Tuesday, 3 May 2011
Death is a Lonely Business; Reading Bradbury's Criminal Novel is a Boring Business
If I hadn't seen the author's name on Death is a Lonely Business's front cover, I would have never guessed it was Ray Bradbury. That Ray Bradbury, who wrote the denunciative critique Fahrenheit 451. The same Bradbury, who shared his childhood memories in the amazingly nostalgic Dandelion Wine. No, this genius of 20th century literature cannot possibly write such a mediocre collection of words. I wouldn't call it a novel; it doesn't deserve this praise.
Death is a Lonely Business is a criminal thing. However, those of you raised with Chandler, Christie, Doyle, etc do not be misguided that you might enjoy this. You won't. The plot is set in Venice, California, a small town near Los Angeles and Hollywood.A mysterious murderer kills innocent people without leaving any trace behind. Our character (also an author but unfortunately quite a bad one) together with a provincial detective (who also attempts to be a writer) try to solve the murder. At the end our "brave", "clever", and extremely boring protagonist manages to do this by himself through shallow conclusions. Really,even I could have come up with a better plot and I am not really into detective stories.
The author mentions in an interview that he grew up i Venice, California and a lot of the images in the novel were actually memories from his childhood there. In addition, most of the characters were inspired by real people, whom Bradbury met at some point of his life. Again, we can feel a slight nostalgia (very slight) as in Dandelion Wine. Also, critiques claim that the protagonist is Bradbury before he got married. I sincerely hope that one of my most favorite authors was not such a person. This is by far the worst thing (again not a novel) that I have read in a long time.

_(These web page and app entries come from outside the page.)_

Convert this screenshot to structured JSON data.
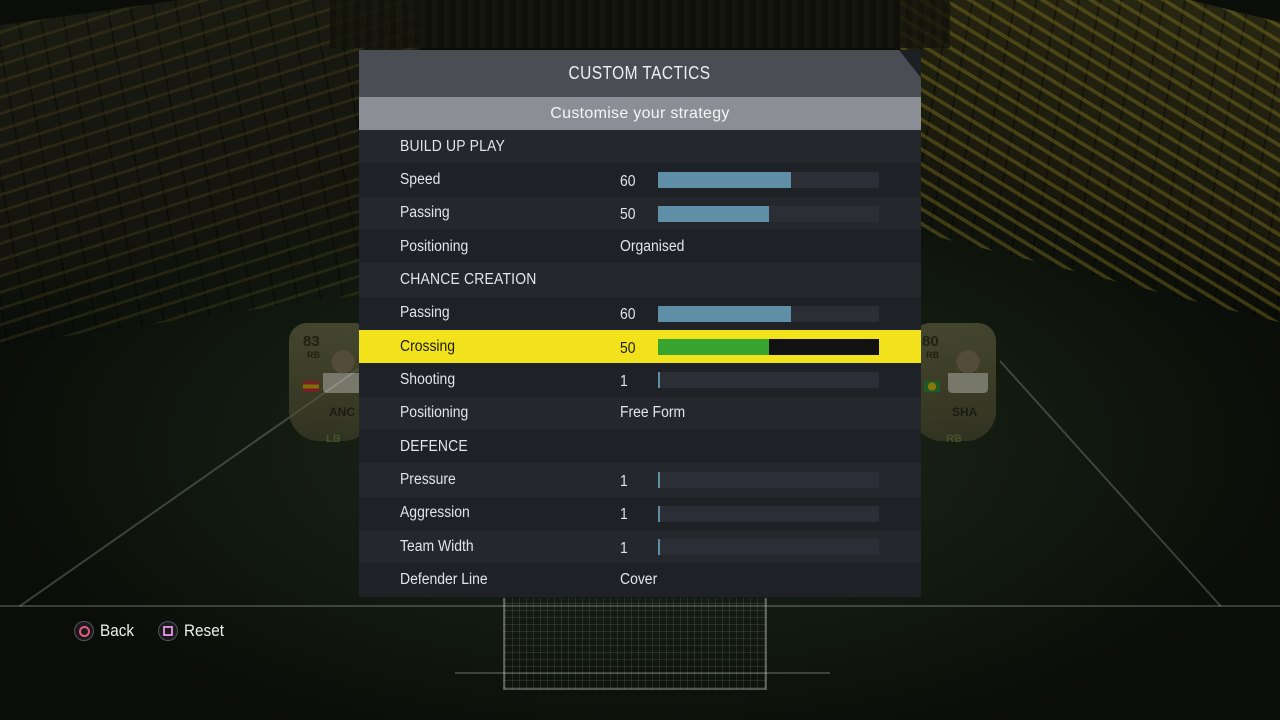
{
  "panel": {
    "title": "CUSTOM TACTICS",
    "subtitle": "Customise your strategy"
  },
  "rows": [
    {
      "type": "section",
      "label": "BUILD UP PLAY"
    },
    {
      "type": "slider",
      "label": "Speed",
      "value": "60",
      "level": 60
    },
    {
      "type": "slider",
      "label": "Passing",
      "value": "50",
      "level": 50
    },
    {
      "type": "option",
      "label": "Positioning",
      "value": "Organised"
    },
    {
      "type": "section",
      "label": "CHANCE CREATION"
    },
    {
      "type": "slider",
      "label": "Passing",
      "value": "60",
      "level": 60
    },
    {
      "type": "slider",
      "label": "Crossing",
      "value": "50",
      "level": 50,
      "selected": true
    },
    {
      "type": "slider",
      "label": "Shooting",
      "value": "1",
      "level": 1
    },
    {
      "type": "option",
      "label": "Positioning",
      "value": "Free Form"
    },
    {
      "type": "section",
      "label": "DEFENCE"
    },
    {
      "type": "slider",
      "label": "Pressure",
      "value": "1",
      "level": 1
    },
    {
      "type": "slider",
      "label": "Aggression",
      "value": "1",
      "level": 1
    },
    {
      "type": "slider",
      "label": "Team Width",
      "value": "1",
      "level": 1
    },
    {
      "type": "option",
      "label": "Defender Line",
      "value": "Cover"
    }
  ],
  "controls": {
    "back": {
      "label": "Back",
      "icon": "circle-button-icon"
    },
    "reset": {
      "label": "Reset",
      "icon": "square-button-icon"
    }
  },
  "cards": {
    "left": {
      "rating": "83",
      "position": "RB",
      "name": "ANC",
      "slot": "LB"
    },
    "right": {
      "rating": "80",
      "position": "RB",
      "name": "SHA",
      "slot": "RB"
    }
  },
  "colors": {
    "highlight": "#f2e21c",
    "bar_fill": "#5f8fa6",
    "bar_fill_selected": "#38a530",
    "header": "#4a4e54",
    "subheader": "#8b8f95"
  }
}
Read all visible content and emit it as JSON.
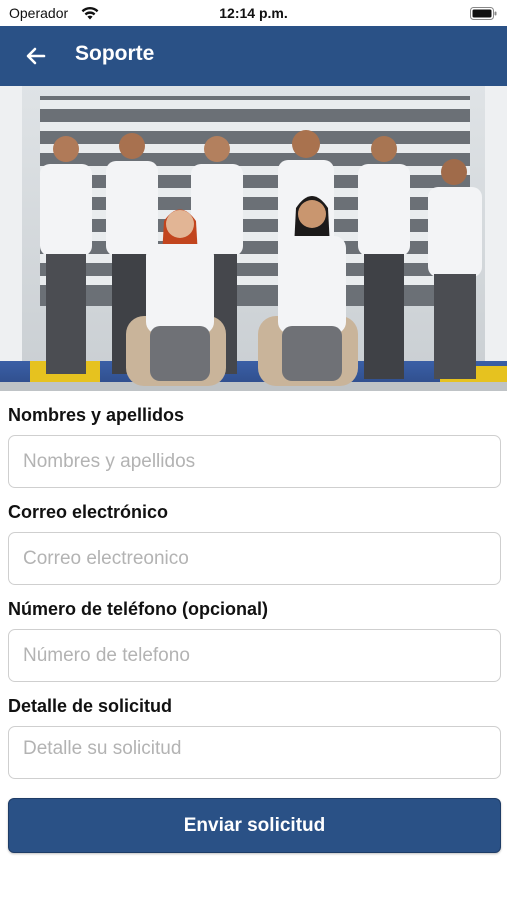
{
  "status_bar": {
    "carrier": "Operador",
    "time": "12:14 p.m.",
    "icons": [
      "wifi-icon",
      "battery-icon"
    ]
  },
  "header": {
    "title": "Soporte",
    "back_icon": "arrow-left-icon",
    "background_color": "#2a5186"
  },
  "hero_image": {
    "description_icon": "team-photo"
  },
  "form": {
    "fields": [
      {
        "label": "Nombres y apellidos",
        "placeholder": "Nombres y apellidos",
        "value": ""
      },
      {
        "label": "Correo electrónico",
        "placeholder": "Correo electreonico",
        "value": ""
      },
      {
        "label": "Número de teléfono (opcional)",
        "placeholder": "Número de telefono",
        "value": ""
      },
      {
        "label": "Detalle de solicitud",
        "placeholder": "Detalle su solicitud",
        "value": ""
      }
    ],
    "submit_label": "Enviar solicitud",
    "accent_color": "#2a5186"
  }
}
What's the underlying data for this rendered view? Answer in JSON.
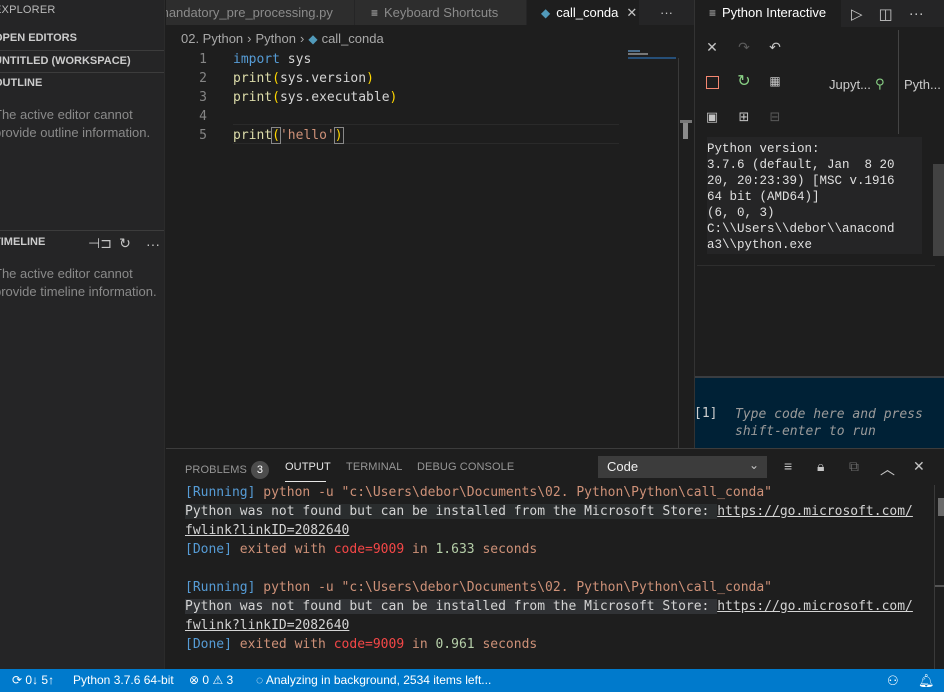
{
  "sidebar": {
    "title": "EXPLORER",
    "sections": {
      "open_editors": "OPEN EDITORS",
      "workspace": "UNTITLED (WORKSPACE)",
      "outline": "OUTLINE",
      "outline_msg": "The active editor cannot provide outline information.",
      "timeline": "TIMELINE",
      "timeline_msg": "The active editor cannot provide timeline information."
    }
  },
  "tabs": [
    {
      "label": "mandatory_pre_processing.py",
      "active": false
    },
    {
      "label": "Keyboard Shortcuts",
      "active": false
    },
    {
      "label": "call_conda",
      "active": true
    }
  ],
  "tab_more": "···",
  "breadcrumb": [
    "02. Python",
    "Python",
    "call_conda"
  ],
  "editor": {
    "line_numbers": [
      "1",
      "2",
      "3",
      "4",
      "5"
    ],
    "lines": {
      "l1_kw": "import",
      "l1_rest": " sys",
      "l2_fn": "print",
      "l2_open": "(",
      "l2_arg": "sys.version",
      "l2_close": ")",
      "l3_fn": "print",
      "l3_open": "(",
      "l3_arg": "sys.executable",
      "l3_close": ")",
      "l5_fn": "print",
      "l5_open": "(",
      "l5_str": "'hello'",
      "l5_close": ")"
    }
  },
  "interactive": {
    "tab_label": "Python Interactive",
    "kernel_label": "Jupyt...",
    "interpreter_label": "Pyth...",
    "output": "Python version:\n3.7.6 (default, Jan  8 20\n20, 20:23:39) [MSC v.1916\n64 bit (AMD64)]\n(6, 0, 3)\nC:\\\\Users\\\\debor\\\\anacond\na3\\\\python.exe",
    "prompt": "[1]",
    "placeholder_line1": "Type code here and press",
    "placeholder_line2": "shift-enter to run"
  },
  "panel": {
    "tabs": {
      "problems": "PROBLEMS",
      "problems_count": "3",
      "output": "OUTPUT",
      "terminal": "TERMINAL",
      "debug": "DEBUG CONSOLE"
    },
    "select_value": "Code",
    "runs": [
      {
        "running_tag": "[Running]",
        "command": " python -u \"c:\\Users\\debor\\Documents\\02. Python\\Python\\call_conda\"",
        "message": "Python was not found but can be installed from the Microsoft Store: ",
        "link1": "https://go.microsoft.com/",
        "link2": "fwlink?linkID=2082640",
        "done_tag": "[Done]",
        "exited": " exited with ",
        "code": "code=9009",
        "in": " in ",
        "time": "1.633",
        "seconds": " seconds"
      },
      {
        "running_tag": "[Running]",
        "command": " python -u \"c:\\Users\\debor\\Documents\\02. Python\\Python\\call_conda\"",
        "message": "Python was not found but can be installed from the Microsoft Store: ",
        "link1": "https://go.microsoft.com/",
        "link2": "fwlink?linkID=2082640",
        "done_tag": "[Done]",
        "exited": " exited with ",
        "code": "code=9009",
        "in": " in ",
        "time": "0.961",
        "seconds": " seconds"
      }
    ]
  },
  "status": {
    "sync": "0↓ 5↑",
    "interpreter": "Python 3.7.6 64-bit",
    "errors": "0",
    "warnings": "3",
    "analyzing": "Analyzing in background, 2534 items left..."
  },
  "colors": {
    "status_bar": "#007acc",
    "accent_blue": "#569cd6",
    "string": "#ce9178",
    "error_red": "#f44747"
  }
}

First of all, the plot - shallow, predictable, unrealistic, and boring. The protagonist - scared, oversensitive, constantly crying or complaining about something unaccomplished autor.He quite resembles Hamlet, to be honest. I would never believe that such a person will have the guts to go after a murderer, let alone solve the crime. Yet, by the powerful means of Bradbury's imagination, he does. OK, Bradbury claims that he didn't want to focus on the plot line but on the feelings created in his personages. The author aimed to deflect the attention from the crime and into the experiences and the anguish of the main characters. Than why did he write a criminal thing? Why didn't he just write a novel about feelings, nature, signs, whatever he wanted to show and just guide the reader through his intimation and even make him/her feel as if he/she was actually there, looking through the narrator's eyes, feeling the shivers through his body or the pain in his soul. No, he had to burden us with this ridiculous crime, which at the end becomes even more ridiculous when the murderer and his motives are revealed.
Throughout this collection of words, Bradbury attempted to be original. Either that or he was just high or drink. His comparisons and descriptions makes me wonder whether I am at a crime scene or in the zoo. Really. To compare waves to elephants is just too much. To say that the elephants were roaring and to expect me to deduct that the waves were crashing on the shore is as insane as to tell me the sun is rising and to want me to imagine the moon. I mean, metaphors are good; they make the text richer, more sensual, more influential, more touching. However, they only do that when they are clever and to the point. As if trying to sound smart Bradbury opened the metaphor synonyms dictionary (something like the Word synonyms dictionary) and changed everything. Attempting to look original, the only thing he does is sound weird and stupid.
As I soon as I finish writing this review I will do my best to forget I ever read this and mainly the fact that this was written by Ray Bradbury, an author whom I greatly admire.